The Doubleday writer was promoting his eleventh novel, “Basketball Jones,” a story about a gay love affair with an NBA player. All of Harris’ previous novels including “Just As I Am” (1995), “And This Too Shall Pass” (1996), and “I Say a Little Prayer” (2006) have made it onto the New York Times bestseller list
Although Janet Jackson was supposed to close the memorial service with parting words for the family, it was Michael’s 11-year-old daughter Paris Katherine who brought the world to tears.
“I just want to say ever since I was born, Daddy has been the best father you could ever imagine,” she said, as her relatives surrounded her. “And I just wanted to say I love him so much.”
OK! magazine made a tacky decision to use one of the last images of Michael Jackson as he lay dying as the cover for their tribute issue, sparking outrage among fans and musicians (like Sean “Diddy” Combs and Jay-Z), who have launched a petition to stop the publication of further copies.
The petition argues that the tabloid has violated Jackson’s right to privacy, while OK!‘s editorial director Sarah Ivens adamantly defends her cover:
“It’s a photo that captures the surprise and the upset and the moment of this breaking news story . . . I hope the cover will provoke readers. It celebrated the man, but it also does expose that he was an eccentric character who lived a very controversial life.”

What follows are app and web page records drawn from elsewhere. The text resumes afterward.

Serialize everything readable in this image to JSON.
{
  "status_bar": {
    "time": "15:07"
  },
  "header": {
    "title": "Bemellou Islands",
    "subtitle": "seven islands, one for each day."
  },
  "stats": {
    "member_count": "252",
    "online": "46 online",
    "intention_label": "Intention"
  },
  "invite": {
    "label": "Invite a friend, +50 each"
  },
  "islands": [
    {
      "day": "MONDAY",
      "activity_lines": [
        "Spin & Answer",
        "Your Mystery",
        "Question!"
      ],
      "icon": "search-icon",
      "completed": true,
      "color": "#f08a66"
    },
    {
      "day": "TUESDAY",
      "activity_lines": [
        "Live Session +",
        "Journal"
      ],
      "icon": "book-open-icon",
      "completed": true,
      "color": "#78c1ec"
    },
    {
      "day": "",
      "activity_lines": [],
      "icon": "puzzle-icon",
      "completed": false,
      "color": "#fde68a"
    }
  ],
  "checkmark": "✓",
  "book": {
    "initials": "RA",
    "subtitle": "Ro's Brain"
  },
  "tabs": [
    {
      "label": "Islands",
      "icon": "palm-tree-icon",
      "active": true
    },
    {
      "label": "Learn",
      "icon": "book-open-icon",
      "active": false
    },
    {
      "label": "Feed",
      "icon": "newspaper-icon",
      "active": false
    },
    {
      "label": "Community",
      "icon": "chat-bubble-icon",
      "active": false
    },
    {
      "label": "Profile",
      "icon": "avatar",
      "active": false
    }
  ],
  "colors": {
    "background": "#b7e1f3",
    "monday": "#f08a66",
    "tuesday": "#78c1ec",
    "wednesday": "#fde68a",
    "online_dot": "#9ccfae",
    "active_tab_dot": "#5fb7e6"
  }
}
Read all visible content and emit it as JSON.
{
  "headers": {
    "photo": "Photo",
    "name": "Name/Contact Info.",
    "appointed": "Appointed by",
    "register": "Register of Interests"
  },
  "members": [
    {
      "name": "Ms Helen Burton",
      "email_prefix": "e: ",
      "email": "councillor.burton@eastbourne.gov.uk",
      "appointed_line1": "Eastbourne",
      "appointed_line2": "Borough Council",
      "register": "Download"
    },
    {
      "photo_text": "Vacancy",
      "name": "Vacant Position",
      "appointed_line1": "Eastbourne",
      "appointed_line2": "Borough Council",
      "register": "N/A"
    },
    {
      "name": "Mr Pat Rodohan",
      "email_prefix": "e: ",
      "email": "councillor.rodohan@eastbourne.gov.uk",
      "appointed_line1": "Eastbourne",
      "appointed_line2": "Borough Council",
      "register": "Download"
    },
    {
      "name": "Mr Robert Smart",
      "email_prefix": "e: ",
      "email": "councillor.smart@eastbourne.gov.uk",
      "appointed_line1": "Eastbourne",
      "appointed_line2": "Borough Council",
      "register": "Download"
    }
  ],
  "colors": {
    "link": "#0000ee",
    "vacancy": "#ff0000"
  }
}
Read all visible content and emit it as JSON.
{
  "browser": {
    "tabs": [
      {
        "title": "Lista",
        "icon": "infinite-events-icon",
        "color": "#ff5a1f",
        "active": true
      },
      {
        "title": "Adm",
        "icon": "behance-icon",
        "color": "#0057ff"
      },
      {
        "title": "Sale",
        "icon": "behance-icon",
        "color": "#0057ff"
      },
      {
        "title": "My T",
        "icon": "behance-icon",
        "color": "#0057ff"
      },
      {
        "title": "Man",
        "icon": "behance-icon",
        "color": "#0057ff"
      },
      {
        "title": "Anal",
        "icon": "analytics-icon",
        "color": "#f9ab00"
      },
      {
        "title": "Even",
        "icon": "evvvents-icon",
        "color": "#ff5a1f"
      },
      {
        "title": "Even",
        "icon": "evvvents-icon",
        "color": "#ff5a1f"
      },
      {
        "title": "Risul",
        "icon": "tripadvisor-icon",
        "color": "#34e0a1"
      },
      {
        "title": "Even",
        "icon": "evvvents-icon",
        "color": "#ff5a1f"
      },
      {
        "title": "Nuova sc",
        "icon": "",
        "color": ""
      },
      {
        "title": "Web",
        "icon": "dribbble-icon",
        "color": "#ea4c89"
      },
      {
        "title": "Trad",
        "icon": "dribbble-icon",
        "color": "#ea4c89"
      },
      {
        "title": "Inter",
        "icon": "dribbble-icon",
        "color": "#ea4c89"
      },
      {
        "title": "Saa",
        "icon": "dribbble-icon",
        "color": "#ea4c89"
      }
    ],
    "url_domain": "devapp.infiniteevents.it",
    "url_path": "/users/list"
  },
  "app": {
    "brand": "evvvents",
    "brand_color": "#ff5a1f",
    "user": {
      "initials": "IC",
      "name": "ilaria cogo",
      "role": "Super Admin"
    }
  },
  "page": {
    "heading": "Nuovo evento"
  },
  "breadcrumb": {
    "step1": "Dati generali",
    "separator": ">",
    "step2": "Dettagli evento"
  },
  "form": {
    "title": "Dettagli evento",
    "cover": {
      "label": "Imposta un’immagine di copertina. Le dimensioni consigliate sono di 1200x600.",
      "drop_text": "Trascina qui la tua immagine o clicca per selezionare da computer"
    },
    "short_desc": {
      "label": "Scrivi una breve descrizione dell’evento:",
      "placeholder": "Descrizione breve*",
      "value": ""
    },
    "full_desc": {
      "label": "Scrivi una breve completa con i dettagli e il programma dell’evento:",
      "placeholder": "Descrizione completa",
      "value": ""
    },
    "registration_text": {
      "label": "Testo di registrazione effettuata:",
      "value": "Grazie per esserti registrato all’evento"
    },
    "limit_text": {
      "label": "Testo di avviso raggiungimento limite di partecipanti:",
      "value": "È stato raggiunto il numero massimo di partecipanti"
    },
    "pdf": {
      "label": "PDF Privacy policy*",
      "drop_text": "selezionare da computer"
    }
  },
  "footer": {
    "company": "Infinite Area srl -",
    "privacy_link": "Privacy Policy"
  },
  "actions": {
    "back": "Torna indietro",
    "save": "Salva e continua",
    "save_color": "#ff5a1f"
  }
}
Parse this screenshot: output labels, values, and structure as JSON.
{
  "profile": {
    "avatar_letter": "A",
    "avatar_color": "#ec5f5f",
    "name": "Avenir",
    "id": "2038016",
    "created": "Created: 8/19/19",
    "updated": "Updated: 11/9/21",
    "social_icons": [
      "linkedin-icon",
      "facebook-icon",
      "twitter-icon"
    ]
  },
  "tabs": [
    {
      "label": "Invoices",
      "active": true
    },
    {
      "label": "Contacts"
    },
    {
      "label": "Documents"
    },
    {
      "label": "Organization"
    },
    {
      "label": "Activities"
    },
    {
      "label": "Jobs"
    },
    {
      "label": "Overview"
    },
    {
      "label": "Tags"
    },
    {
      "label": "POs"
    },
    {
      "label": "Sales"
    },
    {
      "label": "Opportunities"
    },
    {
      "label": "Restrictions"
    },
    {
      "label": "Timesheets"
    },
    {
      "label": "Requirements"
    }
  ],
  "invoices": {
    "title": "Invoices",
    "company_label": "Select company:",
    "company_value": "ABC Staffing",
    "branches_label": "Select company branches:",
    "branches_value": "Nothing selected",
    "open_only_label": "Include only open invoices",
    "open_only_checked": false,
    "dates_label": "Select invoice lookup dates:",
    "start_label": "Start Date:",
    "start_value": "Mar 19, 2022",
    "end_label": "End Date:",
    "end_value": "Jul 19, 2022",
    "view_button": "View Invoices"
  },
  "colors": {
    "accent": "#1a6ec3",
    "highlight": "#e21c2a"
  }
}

Blindie finds the tabloid’s cover to be sensational, a ploy to sell covers rather than a celebration of the Jackson’s musical legacy.